Stick for Hockey

On the battlefield, your hockey stick is like a weapon. After deciding on the best hockey stick for you, you’ll learn how to use it and eventually grow so accustomed to it that it becomes a part of you.

It’s also important to get the proper hockey stick since you need the right size for your height. To establish the length of your hockey stick, use the table below.


The surface determines the type of footwear you should wear you will be playing on.

If you’re going to play on a grass field, cleats are the best option. Large studs are frequently found on the soles, enabling more grip, faster cuts, and faster transitions. If you’re playing on artificial grass, though, you might want to invest in turf shoes with tiny studs, which are ideal for grasping the surface.

If you’re playing on an indoor court, though, court shoes are the best option since their bottoms offer the most traction on flat surfaces.

Mouth Protector

Even though field hockey is a non-contact sport, all matches require a mouthguard. The mouthguard’s primary purpose is to protect against concussions when colliding with another player or the ball.

Shin Guards are a type of shin guard.

Field hockey shin guards are not the same as soccer shin guards. In infield hockey, shin guards must cover the athlete’s whole ankle up to the bottom of their knee caps. When playing field hockey, your shins suffer the most punishment from balls and sticks. As a result, you should consider purchasing a good set of Shin Guards.

Rash Guards and Socks

Socks are very self-explanatory. If you don’t want to wear socks, be prepared for blisters. On the other hand, Rashguards are a personal preference, and they are put under your shin guards and prevent your shin from being scraped against the guards all the time.

Bag of Sticks

A stick pouch is also an alternative, but if you’re going to be carrying numerous sticks at once, it’ll be quite useful.

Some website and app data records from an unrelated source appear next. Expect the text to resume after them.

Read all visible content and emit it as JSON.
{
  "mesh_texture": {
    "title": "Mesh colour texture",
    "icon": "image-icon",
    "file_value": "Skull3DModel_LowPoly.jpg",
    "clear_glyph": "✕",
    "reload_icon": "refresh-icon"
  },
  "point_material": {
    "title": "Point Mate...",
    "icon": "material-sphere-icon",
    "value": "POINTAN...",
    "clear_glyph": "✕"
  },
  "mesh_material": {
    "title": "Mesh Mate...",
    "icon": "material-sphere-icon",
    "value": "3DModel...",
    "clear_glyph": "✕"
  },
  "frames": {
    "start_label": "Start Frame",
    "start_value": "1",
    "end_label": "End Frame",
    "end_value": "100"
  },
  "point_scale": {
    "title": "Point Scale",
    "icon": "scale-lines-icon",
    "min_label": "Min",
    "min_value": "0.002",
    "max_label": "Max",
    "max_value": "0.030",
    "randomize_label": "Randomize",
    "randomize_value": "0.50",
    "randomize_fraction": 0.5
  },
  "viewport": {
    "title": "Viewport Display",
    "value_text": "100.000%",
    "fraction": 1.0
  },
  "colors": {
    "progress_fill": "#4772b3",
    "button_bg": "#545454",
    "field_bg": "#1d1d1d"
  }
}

a roll of electrical tape

Electrical tape is quite handy, and taping it to the bottom of your stick can protect it from dents, wear, and rips! Taping the bottom of your post will also help you stop the ball if you’re a novice.


If you use your hockey stick regularly, you’ll notice that the grip at the handle wears down quickly. Once you start playing field hockey, you’ll see that buying and changing hand grips is typical.